Records for the task
►
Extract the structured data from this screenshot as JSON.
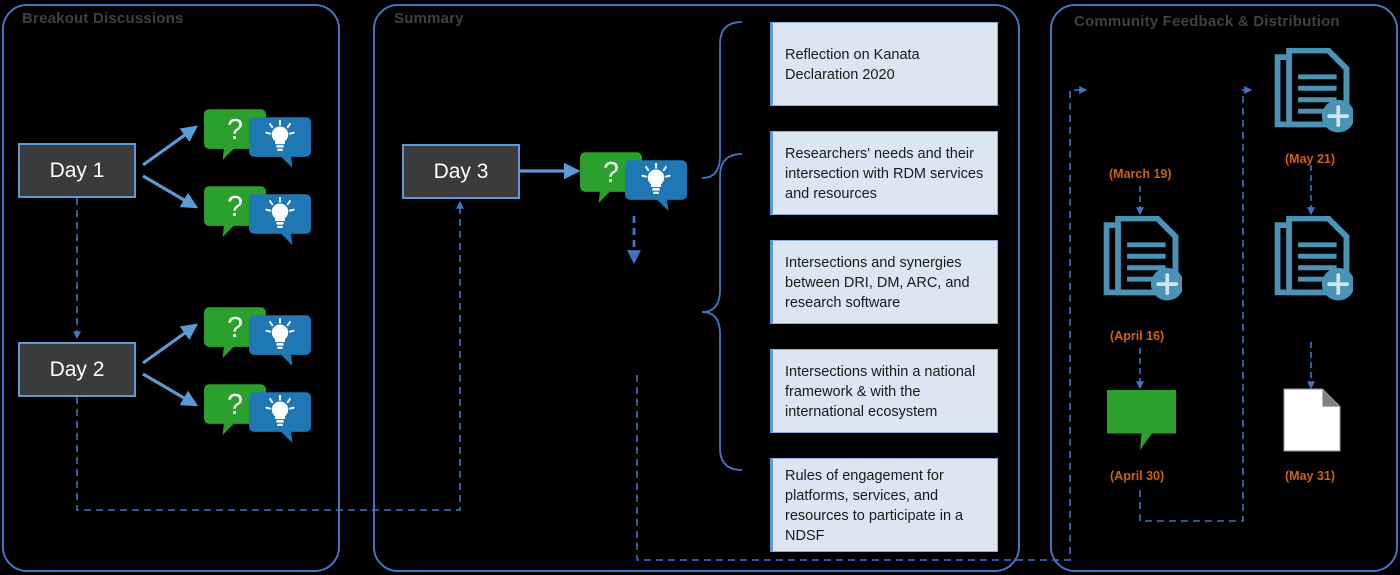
{
  "panels": [
    {
      "id": "breakout",
      "title": "Breakout Discussions"
    },
    {
      "id": "summary",
      "title": "Summary"
    },
    {
      "id": "community",
      "title": "Community Feedback & Distribution"
    }
  ],
  "day_boxes": [
    {
      "label": "Day 1"
    },
    {
      "label": "Day 2"
    },
    {
      "label": "Day 3"
    }
  ],
  "topics": [
    {
      "text": "Reflection on Kanata Declaration 2020"
    },
    {
      "text": "Researchers' needs and their intersection with RDM services and resources"
    },
    {
      "text": "Intersections and synergies between DRI, DM, ARC, and research software"
    },
    {
      "text": "Intersections within a national framework & with the international ecosystem"
    },
    {
      "text": "Rules of engagement for platforms, services, and resources to participate in a NDSF"
    }
  ],
  "milestones": [
    {
      "date": "(March 19)",
      "icon": "document-add-icon"
    },
    {
      "date": "(April 16)",
      "icon": "document-add-icon"
    },
    {
      "date": "(April 30)",
      "icon": "speech-bubble-icon"
    },
    {
      "date": "(May 21)",
      "icon": "document-add-icon"
    },
    {
      "date": "(May 31)",
      "icon": "page-icon"
    }
  ],
  "icons": {
    "question_bubble": "question-speech-bubble-icon",
    "idea_bubble": "lightbulb-speech-bubble-icon",
    "document_add": "document-add-icon",
    "green_bubble": "green-speech-bubble-icon",
    "white_page": "white-page-icon"
  },
  "colors": {
    "background": "#000000",
    "panel_border": "#4472c4",
    "panel_title": "#404040",
    "day_fill": "#3b3b3b",
    "day_border": "#5b9bd5",
    "topic_fill": "#dce6f2",
    "topic_border": "#8faadc",
    "arrow_blue": "#5b9bd5",
    "dashed_blue": "#4472c4",
    "bubble_green": "#2ca02c",
    "bubble_blue": "#1f77b4",
    "doc_teal": "#4a93b5",
    "date_orange": "#d2610c",
    "white": "#ffffff"
  }
}
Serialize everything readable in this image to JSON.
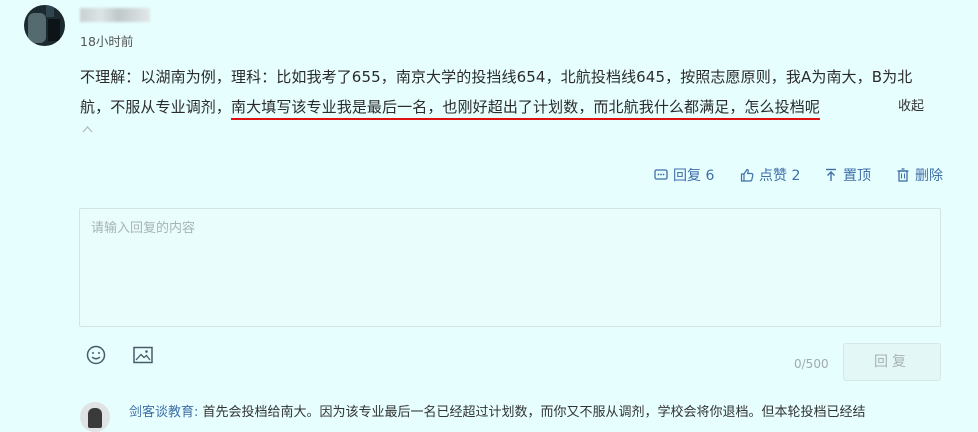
{
  "comment": {
    "author": "",
    "timestamp": "18小时前",
    "text_part1": "不理解：以湖南为例，理科：比如我考了655，南京大学的投挡线654，北航投档线645，按照志愿原则，我A为南大，B为北航，不服从专业调剂，",
    "text_highlight1": "南大填写该专业我是最后一名，也刚好超出了计划数，",
    "text_highlight2": "而北航我什么都满足，怎么投档呢",
    "collapse_label": "收起"
  },
  "actions": {
    "reply_label": "回复 6",
    "like_label": "点赞 2",
    "pin_label": "置顶",
    "delete_label": "删除"
  },
  "reply_box": {
    "placeholder": "请输入回复的内容",
    "counter": "0/500",
    "submit_label": "回复"
  },
  "sub_reply": {
    "author": "剑客谈教育:",
    "text": " 首先会投档给南大。因为该专业最后一名已经超过计划数，而你又不服从调剂，学校会将你退档。但本轮投档已经结"
  },
  "colors": {
    "background": "#e6fefe",
    "link": "#3f6fa8",
    "highlight_underline": "#dd1111"
  },
  "icons": [
    "chevron-up-icon",
    "comment-icon",
    "thumbs-up-icon",
    "pin-top-icon",
    "trash-icon",
    "emoji-icon",
    "image-icon"
  ]
}
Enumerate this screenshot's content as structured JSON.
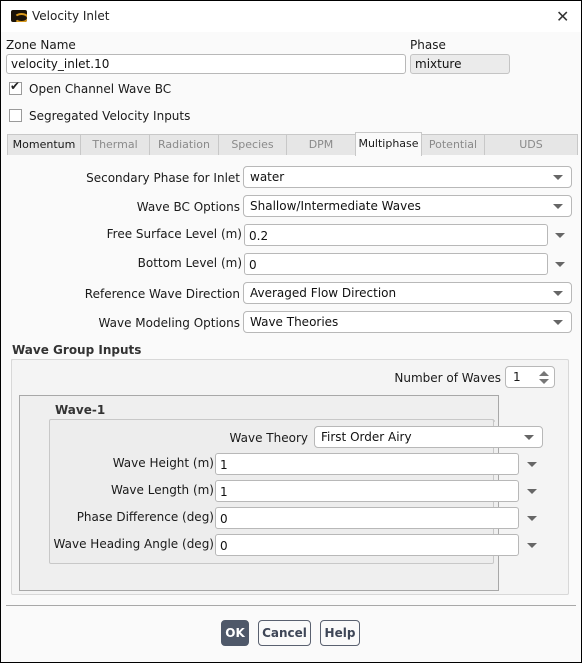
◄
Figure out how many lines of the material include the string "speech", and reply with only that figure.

Written solution
4